Task item:
Take every line from the listing below that includes "this" and copy it.

Available data:

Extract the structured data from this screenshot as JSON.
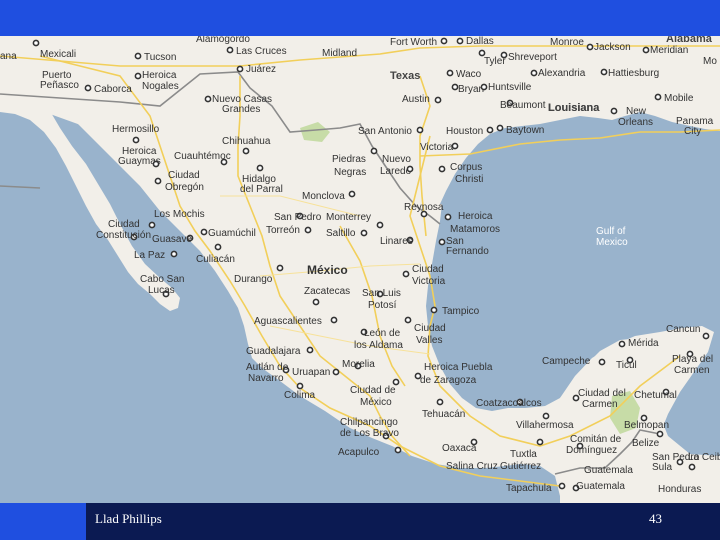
{
  "slide": {
    "author": "Llad Phillips",
    "page_number": "43"
  },
  "colors": {
    "header_bar": "#1f4fe0",
    "footer_bar": "#0b1a52",
    "water": "#99b3cc",
    "land": "#f2efe9",
    "park": "#c7dca7"
  },
  "map": {
    "states": {
      "texas": "Texas",
      "louisiana": "Louisiana"
    },
    "country": "México",
    "waters": {
      "gulf": [
        "Gulf of",
        "Mexico"
      ]
    },
    "cities": {
      "ana": "ana",
      "mexicali": "Mexicali",
      "tucson": "Tucson",
      "alamogordo": "Alamogordo",
      "las_cruces": "Las Cruces",
      "juarez": "Juárez",
      "midland": "Midland",
      "fort_worth": "Fort Worth",
      "dallas": "Dallas",
      "monroe": "Monroe",
      "jackson": "Jackson",
      "meridian": "Meridian",
      "alabama": "Alabama",
      "tyler": "Tyler",
      "shreveport": "Shreveport",
      "waco": "Waco",
      "alexandria": "Alexandria",
      "hattiesburg": "Hattiesburg",
      "mo": "Mo",
      "puerto_penasco": [
        "Puerto",
        "Peñasco"
      ],
      "heroica_nogales": [
        "Heroica",
        "Nogales"
      ],
      "caborca": "Caborca",
      "nuevo_casas_grandes": [
        "Nuevo Casas",
        "Grandes"
      ],
      "austin": "Austin",
      "bryan": "Bryan",
      "huntsville": "Huntsville",
      "louisiana_city": "Louisiana",
      "beaumont": "Beaumont",
      "new_orleans": [
        "New",
        "Orleans"
      ],
      "mobile": "Mobile",
      "panama_city": [
        "Panama",
        "City"
      ],
      "baytown": "Baytown",
      "hermosillo": "Hermosillo",
      "chihuahua": "Chihuahua",
      "san_antonio": "San Antonio",
      "houston": "Houston",
      "heroica_guaymas": [
        "Heroica",
        "Guaymas"
      ],
      "cuauhtemoc": "Cuauhtémoc",
      "piedras_negras": [
        "Piedras",
        "Negras"
      ],
      "nuevo_laredo": [
        "Nuevo",
        "Laredo"
      ],
      "victoria": "Victoria",
      "corpus_christi": [
        "Corpus",
        "Christi"
      ],
      "ciudad_obregon": [
        "Ciudad",
        "Obregón"
      ],
      "hidalgo_del_parral": [
        "Hidalgo",
        "del Parral"
      ],
      "monclova": "Monclova",
      "los_mochis": "Los Mochis",
      "san_pedro": "San Pedro",
      "monterrey": "Monterrey",
      "reynosa": "Reynosa",
      "heroica_matamoros": [
        "Heroica",
        "Matamoros"
      ],
      "ciudad_constitucion": [
        "Ciudad",
        "Constitución"
      ],
      "guamuchil": "Guamúchil",
      "torreon": "Torreón",
      "saltillo": "Saltillo",
      "guasave": "Guasave",
      "linares": "Linares",
      "san_fernando": [
        "San",
        "Fernando"
      ],
      "la_paz": "La Paz",
      "culiacan": "Culiacán",
      "durango": "Durango",
      "ciudad_victoria": [
        "Ciudad",
        "Victoria"
      ],
      "cabo_san_lucas": [
        "Cabo San",
        "Lucas"
      ],
      "zacatecas": "Zacatecas",
      "san_luis_potosi": [
        "San Luis",
        "Potosí"
      ],
      "tampico": "Tampico",
      "aguascalientes": "Aguascalientes",
      "leon_de_los_aldama": [
        "León de",
        "los Aldama"
      ],
      "ciudad_valles": [
        "Ciudad",
        "Valles"
      ],
      "cancun": "Cancun",
      "merida": "Mérida",
      "guadalajara": "Guadalajara",
      "campeche": "Campeche",
      "tizimin": "Ticul",
      "playa_del_carmen": [
        "Playa del",
        "Carmen"
      ],
      "autlan_de_navarro": [
        "Autlán de",
        "Navarro"
      ],
      "uruapan": "Uruapan",
      "morelia": "Morelia",
      "heroica_puebla": [
        "Heroica Puebla",
        "de Zaragoza"
      ],
      "colima": "Colima",
      "ciudad_de_mexico": [
        "Ciudad de",
        "México"
      ],
      "coatzacoalcos": "Coatzacoalcos",
      "ciudad_del_carmen": [
        "Ciudad del",
        "Carmen"
      ],
      "chetumal": "Chetumal",
      "tehuacan": "Tehuacán",
      "villahermosa": "Villahermosa",
      "belmopan": "Belmopan",
      "chilpancingo": [
        "Chilpancingo",
        "de Los Bravo"
      ],
      "comitan": [
        "Comitán de",
        "Domínguez"
      ],
      "belize": "Belize",
      "acapulco": "Acapulco",
      "oaxaca": "Oaxaca",
      "tuxtla_gutierrez": [
        "Tuxtla",
        "Gutiérrez"
      ],
      "san_pedro_sula": [
        "San Pedro",
        "Sula"
      ],
      "la_ceiba": "La Ceiba",
      "salina_cruz": "Salina Cruz",
      "guatemala_country": "Guatemala",
      "tapachula": "Tapachula",
      "guatemala_city": "Guatemala",
      "honduras": "Honduras"
    }
  }
}
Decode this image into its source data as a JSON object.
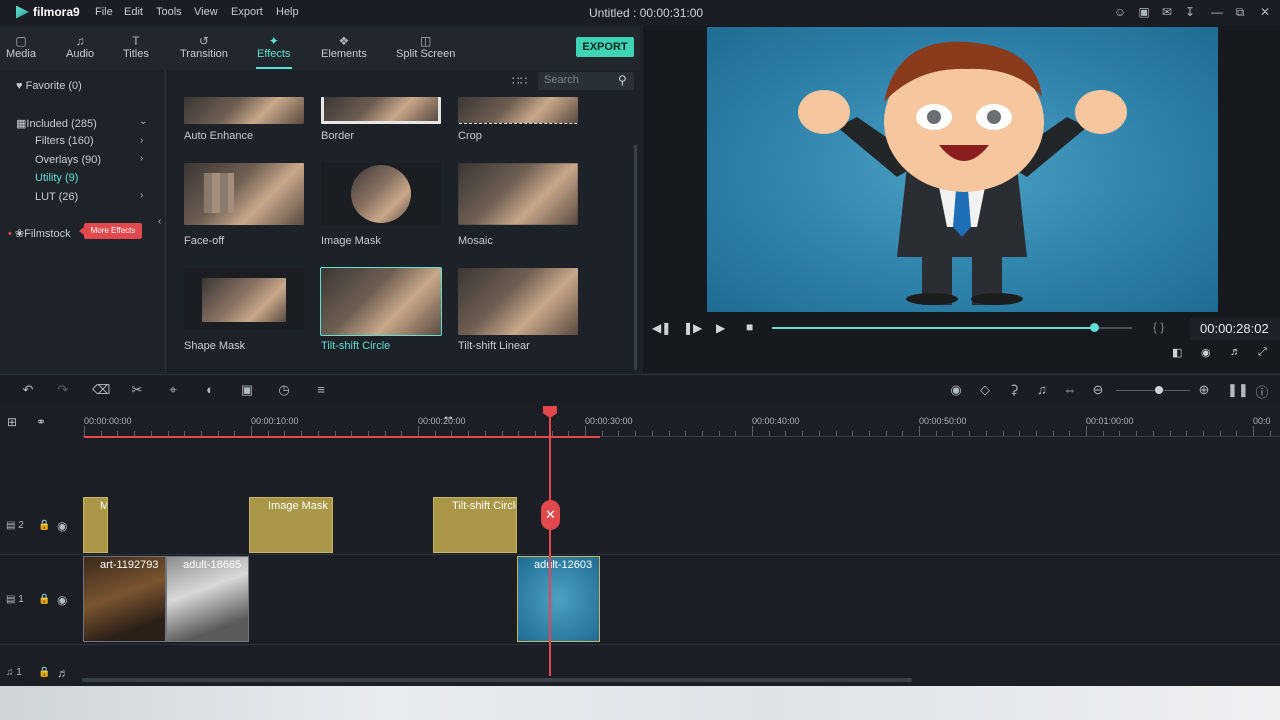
{
  "app": {
    "logo_text": "filmora9",
    "doc_title": "Untitled : 00:00:31:00",
    "menu": [
      "File",
      "Edit",
      "Tools",
      "View",
      "Export",
      "Help"
    ]
  },
  "tabs": [
    {
      "label": "Media",
      "icon": "folder-icon"
    },
    {
      "label": "Audio",
      "icon": "music-icon"
    },
    {
      "label": "Titles",
      "icon": "text-icon"
    },
    {
      "label": "Transition",
      "icon": "transition-icon"
    },
    {
      "label": "Effects",
      "icon": "effects-icon"
    },
    {
      "label": "Elements",
      "icon": "elements-icon"
    },
    {
      "label": "Split Screen",
      "icon": "split-screen-icon"
    }
  ],
  "export_label": "EXPORT",
  "sidebar": {
    "favorite": "Favorite (0)",
    "included": "Included (285)",
    "items": [
      {
        "label": "Filters (160)"
      },
      {
        "label": "Overlays (90)"
      },
      {
        "label": "Utility (9)"
      },
      {
        "label": "LUT (26)"
      }
    ],
    "filmstock": "Filmstock",
    "more_effects": "More Effects"
  },
  "search": {
    "placeholder": "Search"
  },
  "effects": [
    {
      "label": "Auto Enhance"
    },
    {
      "label": "Border"
    },
    {
      "label": "Crop"
    },
    {
      "label": "Face-off"
    },
    {
      "label": "Image Mask"
    },
    {
      "label": "Mosaic"
    },
    {
      "label": "Shape Mask"
    },
    {
      "label": "Tilt-shift Circle"
    },
    {
      "label": "Tilt-shift Linear"
    }
  ],
  "player": {
    "timecode": "00:00:28:02",
    "brackets": "{   }",
    "progress_fraction": 0.894
  },
  "timeline": {
    "ruler": [
      "00:00:00:00",
      "00:00:10:00",
      "00:00:20:00",
      "00:00:30:00",
      "00:00:40:00",
      "00:00:50:00",
      "00:01:00:00",
      "00:0"
    ],
    "tracks": [
      {
        "label": "2"
      },
      {
        "label": "1"
      },
      {
        "label": "1"
      }
    ],
    "effect_clips": [
      {
        "label": "M"
      },
      {
        "label": "Image Mask"
      },
      {
        "label": "Tilt-shift Circle"
      }
    ],
    "video_clips": [
      {
        "label": "art-1192793"
      },
      {
        "label": "adult-18665"
      },
      {
        "label": "adult-12603"
      }
    ]
  },
  "colors": {
    "accent": "#5fe0d0",
    "playhead": "#e2484c",
    "effect_clip": "#a99646"
  }
}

Solution below:
Extract the structured data from this screenshot as JSON.
Decode this image into its source data as a JSON object.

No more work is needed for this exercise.